The Central Area School Council (CASC) was formed in 1969 at a time when community control of public schools was considered by many local activists as a more effective strategy than school integration in improving the performance of African American students. Activists argued that with decentralization and community control, Seattle, Washington’s black residents would be able to control the education of their children. The Seattle School Board relented to community pressure and established the Central Area School Council (CASC) to provide that control.
The Central Area School Council was an elective body of sixteen citizens who met monthly with the Seattle Public School Board of Education to improve communication between parents and their children’s schools. Input from the residents of the Central Area through the CASC was seen by many members of the African American community and the School Board as a desirable alternative to far more costly and contentious school desegregation. Rather than ship their children across the city to attend schools with white students, Central Area families could focus on improving the schools in their own communities. Proponents of the CASC argued that due to the continued opposition of the greater Seattle community to school desegregation, black parents had better take matters into their own hands and work to improve education in black neighborhoods.
The Central Area School Council, led by its first president, local activist Jeri Ware, educated the Seattle Public School Board of Education on the issues and challenges particular to black students in its district. It also provided policy guidance to the School Board to ensure that inner city students received a quality education. The elective body represented the needs of students and families in the Central District and was successful in bringing improvements to many local schools.

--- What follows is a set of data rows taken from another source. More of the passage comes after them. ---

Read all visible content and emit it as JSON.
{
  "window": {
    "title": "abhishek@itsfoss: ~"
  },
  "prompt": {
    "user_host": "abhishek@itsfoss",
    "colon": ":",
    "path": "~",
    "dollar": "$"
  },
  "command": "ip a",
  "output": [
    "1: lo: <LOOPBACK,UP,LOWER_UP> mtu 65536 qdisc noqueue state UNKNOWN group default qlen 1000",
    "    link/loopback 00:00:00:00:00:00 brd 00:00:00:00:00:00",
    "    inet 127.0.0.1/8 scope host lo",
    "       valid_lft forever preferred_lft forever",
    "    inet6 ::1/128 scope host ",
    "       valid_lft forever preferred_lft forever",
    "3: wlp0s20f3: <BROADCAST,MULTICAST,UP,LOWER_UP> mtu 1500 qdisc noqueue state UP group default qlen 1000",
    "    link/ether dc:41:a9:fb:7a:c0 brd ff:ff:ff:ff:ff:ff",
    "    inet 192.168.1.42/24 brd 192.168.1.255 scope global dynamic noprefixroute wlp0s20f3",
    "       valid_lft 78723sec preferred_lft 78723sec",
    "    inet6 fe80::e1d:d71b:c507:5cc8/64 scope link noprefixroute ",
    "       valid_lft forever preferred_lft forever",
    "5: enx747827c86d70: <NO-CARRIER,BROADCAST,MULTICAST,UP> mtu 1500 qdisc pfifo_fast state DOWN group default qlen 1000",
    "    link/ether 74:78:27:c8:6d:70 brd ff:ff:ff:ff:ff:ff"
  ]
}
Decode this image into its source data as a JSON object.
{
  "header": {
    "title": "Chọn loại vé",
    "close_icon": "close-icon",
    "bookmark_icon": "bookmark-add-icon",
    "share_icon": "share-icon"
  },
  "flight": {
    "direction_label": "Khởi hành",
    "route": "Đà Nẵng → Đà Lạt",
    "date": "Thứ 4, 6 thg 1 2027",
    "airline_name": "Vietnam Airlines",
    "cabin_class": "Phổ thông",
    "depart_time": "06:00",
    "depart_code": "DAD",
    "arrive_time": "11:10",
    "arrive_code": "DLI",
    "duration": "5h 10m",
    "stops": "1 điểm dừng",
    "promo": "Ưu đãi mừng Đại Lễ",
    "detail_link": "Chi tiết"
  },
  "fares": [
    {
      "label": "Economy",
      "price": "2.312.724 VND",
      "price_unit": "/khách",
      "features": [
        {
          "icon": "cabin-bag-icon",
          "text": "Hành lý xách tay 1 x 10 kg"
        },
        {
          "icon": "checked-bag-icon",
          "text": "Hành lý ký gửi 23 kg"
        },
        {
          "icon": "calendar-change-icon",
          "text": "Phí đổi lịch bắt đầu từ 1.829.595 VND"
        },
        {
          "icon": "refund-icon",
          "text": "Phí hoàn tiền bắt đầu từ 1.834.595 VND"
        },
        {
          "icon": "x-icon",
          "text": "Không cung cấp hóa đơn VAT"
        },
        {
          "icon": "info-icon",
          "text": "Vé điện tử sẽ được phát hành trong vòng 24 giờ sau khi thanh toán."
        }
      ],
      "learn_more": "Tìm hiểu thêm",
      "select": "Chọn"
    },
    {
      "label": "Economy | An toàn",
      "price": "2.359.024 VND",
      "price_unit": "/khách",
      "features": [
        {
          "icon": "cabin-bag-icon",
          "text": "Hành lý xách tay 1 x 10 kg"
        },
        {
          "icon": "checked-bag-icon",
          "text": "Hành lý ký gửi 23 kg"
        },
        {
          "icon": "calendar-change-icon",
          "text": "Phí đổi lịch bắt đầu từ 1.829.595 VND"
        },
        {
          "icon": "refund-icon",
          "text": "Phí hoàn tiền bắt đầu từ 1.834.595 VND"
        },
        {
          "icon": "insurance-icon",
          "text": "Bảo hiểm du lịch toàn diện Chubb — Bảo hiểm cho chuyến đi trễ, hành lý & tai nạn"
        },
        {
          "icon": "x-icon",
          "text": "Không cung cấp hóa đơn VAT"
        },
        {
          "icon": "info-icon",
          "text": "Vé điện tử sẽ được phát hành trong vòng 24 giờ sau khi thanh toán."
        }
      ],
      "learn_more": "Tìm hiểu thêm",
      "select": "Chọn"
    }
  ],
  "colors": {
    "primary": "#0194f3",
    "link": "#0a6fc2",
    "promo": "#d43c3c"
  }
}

Despite its initial success, the Central Area School Council eventually declined in popularity partly because it could not generate the promised improvement in education for black children in the inner city and partly because it could not prevent city-wide school busing which reduced the number of students it served. By 1981 the Council dissolved.